* [Instructions for the task]: Scan the records below and report how many lines contain the word "true", giving the number by itself.

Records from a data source
-.-.-
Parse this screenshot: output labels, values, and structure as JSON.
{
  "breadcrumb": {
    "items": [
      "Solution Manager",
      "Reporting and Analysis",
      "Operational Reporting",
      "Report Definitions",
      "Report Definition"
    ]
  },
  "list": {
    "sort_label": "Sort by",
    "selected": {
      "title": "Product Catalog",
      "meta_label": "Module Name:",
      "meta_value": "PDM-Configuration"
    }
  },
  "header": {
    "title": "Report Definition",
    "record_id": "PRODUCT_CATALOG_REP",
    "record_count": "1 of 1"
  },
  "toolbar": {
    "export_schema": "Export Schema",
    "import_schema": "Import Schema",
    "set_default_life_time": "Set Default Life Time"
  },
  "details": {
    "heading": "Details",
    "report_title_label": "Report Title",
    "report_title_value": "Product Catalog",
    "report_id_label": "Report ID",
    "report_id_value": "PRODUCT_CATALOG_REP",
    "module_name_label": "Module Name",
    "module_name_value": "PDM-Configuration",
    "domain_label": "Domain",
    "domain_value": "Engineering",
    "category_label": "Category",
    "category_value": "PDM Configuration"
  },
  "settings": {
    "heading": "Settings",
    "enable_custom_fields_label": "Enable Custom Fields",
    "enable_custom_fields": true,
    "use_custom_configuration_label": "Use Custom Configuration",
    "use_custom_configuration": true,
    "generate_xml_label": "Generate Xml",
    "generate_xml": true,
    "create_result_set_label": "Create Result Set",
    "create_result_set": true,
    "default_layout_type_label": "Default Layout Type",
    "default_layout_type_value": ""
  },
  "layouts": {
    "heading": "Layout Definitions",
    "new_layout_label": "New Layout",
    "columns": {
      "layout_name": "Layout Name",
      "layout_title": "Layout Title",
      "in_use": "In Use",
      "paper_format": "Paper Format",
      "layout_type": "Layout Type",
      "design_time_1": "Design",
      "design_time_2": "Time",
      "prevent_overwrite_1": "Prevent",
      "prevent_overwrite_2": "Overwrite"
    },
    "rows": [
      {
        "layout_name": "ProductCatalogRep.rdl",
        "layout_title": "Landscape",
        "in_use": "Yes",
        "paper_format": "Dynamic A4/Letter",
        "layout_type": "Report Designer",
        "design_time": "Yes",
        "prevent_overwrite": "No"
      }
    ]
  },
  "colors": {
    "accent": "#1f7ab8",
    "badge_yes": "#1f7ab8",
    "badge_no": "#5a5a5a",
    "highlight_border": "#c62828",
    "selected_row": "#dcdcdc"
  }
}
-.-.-
* [Result for this exercise]: 4